◆ **Brief**: I'd like the entries reproduced exactly, with the images omitted.

Input records section start

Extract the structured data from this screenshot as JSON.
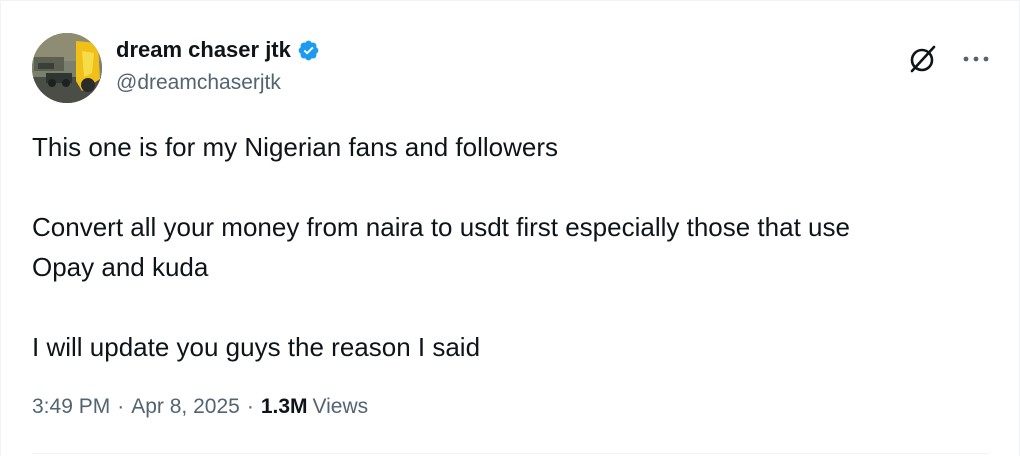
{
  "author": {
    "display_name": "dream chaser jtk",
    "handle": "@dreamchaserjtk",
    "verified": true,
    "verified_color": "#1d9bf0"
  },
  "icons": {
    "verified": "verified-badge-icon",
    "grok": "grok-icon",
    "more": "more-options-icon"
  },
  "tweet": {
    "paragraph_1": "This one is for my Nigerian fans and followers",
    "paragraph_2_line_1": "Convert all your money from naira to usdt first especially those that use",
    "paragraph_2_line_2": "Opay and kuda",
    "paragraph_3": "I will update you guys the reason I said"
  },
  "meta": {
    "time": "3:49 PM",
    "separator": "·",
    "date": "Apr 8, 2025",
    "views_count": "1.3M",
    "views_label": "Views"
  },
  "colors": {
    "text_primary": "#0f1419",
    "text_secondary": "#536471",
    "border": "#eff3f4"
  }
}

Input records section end

◆ **Your solution**:
Extract the structured data from this screenshot as JSON.
{
  "author": {
    "display_name": "dream chaser jtk",
    "handle": "@dreamchaserjtk",
    "verified": true,
    "verified_color": "#1d9bf0"
  },
  "icons": {
    "verified": "verified-badge-icon",
    "grok": "grok-icon",
    "more": "more-options-icon"
  },
  "tweet": {
    "paragraph_1": "This one is for my Nigerian fans and followers",
    "paragraph_2_line_1": "Convert all your money from naira to usdt first especially those that use",
    "paragraph_2_line_2": "Opay and kuda",
    "paragraph_3": "I will update you guys the reason I said"
  },
  "meta": {
    "time": "3:49 PM",
    "separator": "·",
    "date": "Apr 8, 2025",
    "views_count": "1.3M",
    "views_label": "Views"
  },
  "colors": {
    "text_primary": "#0f1419",
    "text_secondary": "#536471",
    "border": "#eff3f4"
  }
}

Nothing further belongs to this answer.